Now if your disbelief is still suspended, I’m going to ask you to recognize how ridiculous this passage is. First of all, 15 minutes is a LONG time to try to follow someone’s train of thought. Most people can’t follow someone’s train of thought at all. Usually if they can, it’s only one thought, of someone who they know very well. Dupin also requires a vast amount of knowledge to guess at every complex thought the narrator contemplates. Our narrator doesn’t exactly think about simple things; we’re talking about constellations and Epicurus. But Dupin is a well-read genius, so we’ll give him this one. However, human thought generally doesn’t act as nicely as it does in this story. First of all, people think about things that are private, or at least not know to everyone else. Our narrator only contemplates intellectual topics at a high level, and his mind doesn’t wander to more mundane topics. External stimuli can change a train of thought without causing any observable external changes in the observer. Many trains of thought could just as easily follow an entirely different pathway; the concept of oranges might just as easily develop into thinking about fruits as into thinking about colors. One wrong guess in which way the train of thought turns ruins Dupin’s trick. Furthermore, Dupin relies on the narrator’s actions to pull off the stunt. Not everyone mumbles “stereotomy” or looks up at the stars, telegraphing their thoughts.
This stunt isn’t just some isolated incident either. Holmes criticizes it when Watson compares him to Dupin, and then in another escapade, Holmes pulls the very same trick.
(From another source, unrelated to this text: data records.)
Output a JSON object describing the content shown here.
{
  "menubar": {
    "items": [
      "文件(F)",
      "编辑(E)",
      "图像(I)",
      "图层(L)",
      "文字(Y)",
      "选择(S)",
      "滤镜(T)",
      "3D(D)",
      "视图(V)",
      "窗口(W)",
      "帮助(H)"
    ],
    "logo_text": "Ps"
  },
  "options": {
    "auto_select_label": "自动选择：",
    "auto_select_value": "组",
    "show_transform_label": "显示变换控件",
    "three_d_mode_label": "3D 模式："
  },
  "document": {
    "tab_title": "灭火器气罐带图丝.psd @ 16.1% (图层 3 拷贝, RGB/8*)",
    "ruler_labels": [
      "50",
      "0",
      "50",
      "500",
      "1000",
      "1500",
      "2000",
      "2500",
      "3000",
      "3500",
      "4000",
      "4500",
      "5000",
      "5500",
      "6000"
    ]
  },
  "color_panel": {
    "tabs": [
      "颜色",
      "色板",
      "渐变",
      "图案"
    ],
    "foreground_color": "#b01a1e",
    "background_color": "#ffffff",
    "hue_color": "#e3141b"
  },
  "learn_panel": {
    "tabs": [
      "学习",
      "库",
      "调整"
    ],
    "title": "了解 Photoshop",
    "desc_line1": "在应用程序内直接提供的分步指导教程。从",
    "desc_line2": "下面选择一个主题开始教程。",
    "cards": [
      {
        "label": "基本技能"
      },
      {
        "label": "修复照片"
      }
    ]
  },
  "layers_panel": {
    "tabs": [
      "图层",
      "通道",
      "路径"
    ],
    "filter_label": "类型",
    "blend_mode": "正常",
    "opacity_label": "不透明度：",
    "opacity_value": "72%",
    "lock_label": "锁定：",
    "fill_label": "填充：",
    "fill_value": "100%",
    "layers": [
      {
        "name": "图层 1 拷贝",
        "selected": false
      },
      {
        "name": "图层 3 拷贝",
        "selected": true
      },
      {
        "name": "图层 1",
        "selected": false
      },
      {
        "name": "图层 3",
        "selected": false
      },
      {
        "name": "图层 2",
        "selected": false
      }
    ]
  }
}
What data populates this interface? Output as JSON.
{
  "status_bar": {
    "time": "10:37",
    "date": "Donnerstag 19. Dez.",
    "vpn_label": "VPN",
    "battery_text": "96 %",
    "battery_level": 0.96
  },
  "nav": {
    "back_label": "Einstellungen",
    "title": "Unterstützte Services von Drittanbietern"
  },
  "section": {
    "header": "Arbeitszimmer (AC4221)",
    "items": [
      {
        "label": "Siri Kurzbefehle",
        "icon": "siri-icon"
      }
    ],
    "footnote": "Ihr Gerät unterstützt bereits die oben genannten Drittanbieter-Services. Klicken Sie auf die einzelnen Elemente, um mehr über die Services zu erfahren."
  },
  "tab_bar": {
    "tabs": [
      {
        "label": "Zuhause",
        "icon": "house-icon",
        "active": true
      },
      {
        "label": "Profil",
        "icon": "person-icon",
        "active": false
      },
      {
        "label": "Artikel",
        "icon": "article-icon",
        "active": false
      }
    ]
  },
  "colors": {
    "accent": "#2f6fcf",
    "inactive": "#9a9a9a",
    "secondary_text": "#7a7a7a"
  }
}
Essentially, the ludicrous mind-reading sequences also constitute one of the tropes of genius-murder-mystery-detective-fiction.
So why bring this all up in the description of a text adventure game anyway? You guessed it; I’ll let you have a try at reading someone’s mind, in a contemporary setting (to even the playing field). I chose to use a text adventure game to present this argument because of their historical notoriety for ridiculous puzzles, along with adventure games in general (refer to the Babel Fish Puzzle from Hitchhiker’s Guide to the Galaxy, 1984; the Gnome puzzle in King’s Quest, 1983; The Disguise from Gabriel Knight, Blood of the Sacred, Blood of the Damned, 1999; or any other personal favorite). While reading someone’s mind in real life is absurd, text adventure developers don’t seem to understand this; they practically require you to read their mind rather than think logically. Therefore, approaching this argument through the medium of text adventure proves quite fitting.
Now before you start your wild goose chase to find out Scottie’s train of thought, allow me to provide some tips
• Scottie’s train of thought won’t wait up for you if you’re goofing off. He’ll keep on thinking no matter what you do, so use your time wisely.
• Observe Scottie’s behavior carefully, much of Dupin’s ability depends on paying close attention to his friend.
• Ponder what your character and Scottie may have talked about recently, this may help you.
• Use the help command to learn more about the game.
• Finally, realize that this is probably an impossible task on your first try. That’s why Dupin’s trick is so ridiculous; it only takes one attempt to perfectly recreate 15 minutes of thought. Have fun, explore the various commands you are able to perform, and don’t take winning too seriously.